Required work —
Please state in a single number how many lines of the entries below include the word "name".

::: Recorded information :::

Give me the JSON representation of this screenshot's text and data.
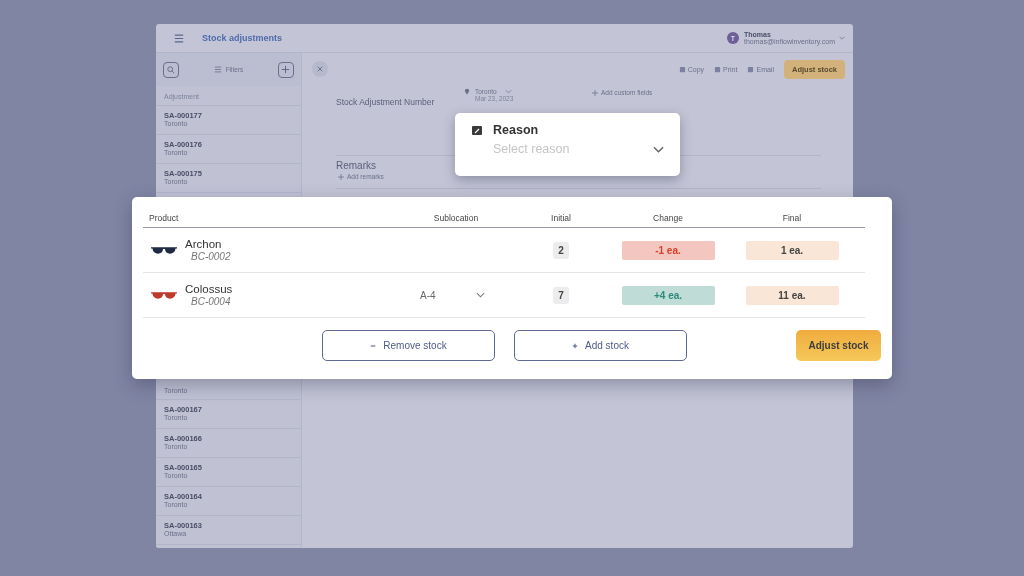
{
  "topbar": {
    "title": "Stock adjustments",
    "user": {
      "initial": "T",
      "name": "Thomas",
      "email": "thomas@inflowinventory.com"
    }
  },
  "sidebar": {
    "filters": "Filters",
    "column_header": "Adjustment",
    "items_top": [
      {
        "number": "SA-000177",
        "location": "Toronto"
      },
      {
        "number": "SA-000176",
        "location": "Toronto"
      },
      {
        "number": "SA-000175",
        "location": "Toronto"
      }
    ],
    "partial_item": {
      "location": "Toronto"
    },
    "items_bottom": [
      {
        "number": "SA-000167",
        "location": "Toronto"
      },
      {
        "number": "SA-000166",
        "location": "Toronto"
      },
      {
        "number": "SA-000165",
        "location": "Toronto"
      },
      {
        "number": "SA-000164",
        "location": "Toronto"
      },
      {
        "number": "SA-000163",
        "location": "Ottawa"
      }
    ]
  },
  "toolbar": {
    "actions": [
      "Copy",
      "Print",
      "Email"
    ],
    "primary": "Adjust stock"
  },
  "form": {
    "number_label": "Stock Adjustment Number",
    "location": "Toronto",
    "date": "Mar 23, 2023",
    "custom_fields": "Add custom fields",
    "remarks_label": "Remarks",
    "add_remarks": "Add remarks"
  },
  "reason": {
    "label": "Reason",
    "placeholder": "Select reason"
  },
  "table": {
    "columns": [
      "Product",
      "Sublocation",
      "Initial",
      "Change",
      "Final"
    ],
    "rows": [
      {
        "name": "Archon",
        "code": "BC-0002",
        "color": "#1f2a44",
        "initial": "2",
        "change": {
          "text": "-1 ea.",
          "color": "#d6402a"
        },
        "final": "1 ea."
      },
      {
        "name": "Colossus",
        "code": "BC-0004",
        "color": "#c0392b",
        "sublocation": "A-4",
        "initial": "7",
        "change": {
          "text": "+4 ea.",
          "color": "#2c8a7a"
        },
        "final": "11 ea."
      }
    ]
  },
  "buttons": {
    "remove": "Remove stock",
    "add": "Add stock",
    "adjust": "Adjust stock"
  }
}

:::

Exercise result —
3